Task directions »
Output all of the records again, exactly as written.

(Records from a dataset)
- Opening Delimiter -

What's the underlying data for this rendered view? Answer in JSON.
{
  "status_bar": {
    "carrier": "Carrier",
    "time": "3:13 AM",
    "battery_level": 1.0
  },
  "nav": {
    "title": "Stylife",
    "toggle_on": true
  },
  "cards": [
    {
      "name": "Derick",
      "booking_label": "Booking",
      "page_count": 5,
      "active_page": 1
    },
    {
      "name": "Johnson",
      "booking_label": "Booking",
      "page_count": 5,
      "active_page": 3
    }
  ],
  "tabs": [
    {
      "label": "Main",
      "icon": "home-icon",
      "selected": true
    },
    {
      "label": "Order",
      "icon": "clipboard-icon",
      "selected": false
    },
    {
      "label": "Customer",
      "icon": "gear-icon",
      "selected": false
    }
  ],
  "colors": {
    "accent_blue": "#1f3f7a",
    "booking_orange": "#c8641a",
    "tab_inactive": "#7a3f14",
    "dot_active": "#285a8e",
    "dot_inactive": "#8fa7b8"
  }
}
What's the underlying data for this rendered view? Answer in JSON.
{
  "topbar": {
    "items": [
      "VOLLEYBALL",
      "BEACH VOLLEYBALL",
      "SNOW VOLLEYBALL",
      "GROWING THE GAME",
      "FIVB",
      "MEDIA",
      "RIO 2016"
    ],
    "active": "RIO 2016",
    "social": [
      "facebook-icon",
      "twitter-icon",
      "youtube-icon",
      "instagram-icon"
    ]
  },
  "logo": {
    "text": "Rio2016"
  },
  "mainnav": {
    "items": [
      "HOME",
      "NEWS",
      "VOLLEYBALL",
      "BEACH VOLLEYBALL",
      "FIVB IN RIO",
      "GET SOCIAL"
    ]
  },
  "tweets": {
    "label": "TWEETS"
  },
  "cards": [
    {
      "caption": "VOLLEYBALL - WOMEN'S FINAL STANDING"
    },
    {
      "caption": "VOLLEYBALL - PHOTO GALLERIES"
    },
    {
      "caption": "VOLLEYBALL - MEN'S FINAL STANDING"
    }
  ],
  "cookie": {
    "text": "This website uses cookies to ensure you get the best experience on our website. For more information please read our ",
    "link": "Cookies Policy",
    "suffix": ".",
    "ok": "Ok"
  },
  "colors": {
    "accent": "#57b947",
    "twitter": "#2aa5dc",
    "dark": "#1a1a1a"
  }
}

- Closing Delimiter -

Response »
What's the underlying data for this rendered view? Answer in JSON.
{
  "status_bar": {
    "carrier": "Carrier",
    "time": "3:13 AM",
    "battery_level": 1.0
  },
  "nav": {
    "title": "Stylife",
    "toggle_on": true
  },
  "cards": [
    {
      "name": "Derick",
      "booking_label": "Booking",
      "page_count": 5,
      "active_page": 1
    },
    {
      "name": "Johnson",
      "booking_label": "Booking",
      "page_count": 5,
      "active_page": 3
    }
  ],
  "tabs": [
    {
      "label": "Main",
      "icon": "home-icon",
      "selected": true
    },
    {
      "label": "Order",
      "icon": "clipboard-icon",
      "selected": false
    },
    {
      "label": "Customer",
      "icon": "gear-icon",
      "selected": false
    }
  ],
  "colors": {
    "accent_blue": "#1f3f7a",
    "booking_orange": "#c8641a",
    "tab_inactive": "#7a3f14",
    "dot_active": "#285a8e",
    "dot_inactive": "#8fa7b8"
  }
}
What's the underlying data for this rendered view? Answer in JSON.
{
  "topbar": {
    "items": [
      "VOLLEYBALL",
      "BEACH VOLLEYBALL",
      "SNOW VOLLEYBALL",
      "GROWING THE GAME",
      "FIVB",
      "MEDIA",
      "RIO 2016"
    ],
    "active": "RIO 2016",
    "social": [
      "facebook-icon",
      "twitter-icon",
      "youtube-icon",
      "instagram-icon"
    ]
  },
  "logo": {
    "text": "Rio2016"
  },
  "mainnav": {
    "items": [
      "HOME",
      "NEWS",
      "VOLLEYBALL",
      "BEACH VOLLEYBALL",
      "FIVB IN RIO",
      "GET SOCIAL"
    ]
  },
  "tweets": {
    "label": "TWEETS"
  },
  "cards": [
    {
      "caption": "VOLLEYBALL - WOMEN'S FINAL STANDING"
    },
    {
      "caption": "VOLLEYBALL - PHOTO GALLERIES"
    },
    {
      "caption": "VOLLEYBALL - MEN'S FINAL STANDING"
    }
  ],
  "cookie": {
    "text": "This website uses cookies to ensure you get the best experience on our website. For more information please read our ",
    "link": "Cookies Policy",
    "suffix": ".",
    "ok": "Ok"
  },
  "colors": {
    "accent": "#57b947",
    "twitter": "#2aa5dc",
    "dark": "#1a1a1a"
  }
}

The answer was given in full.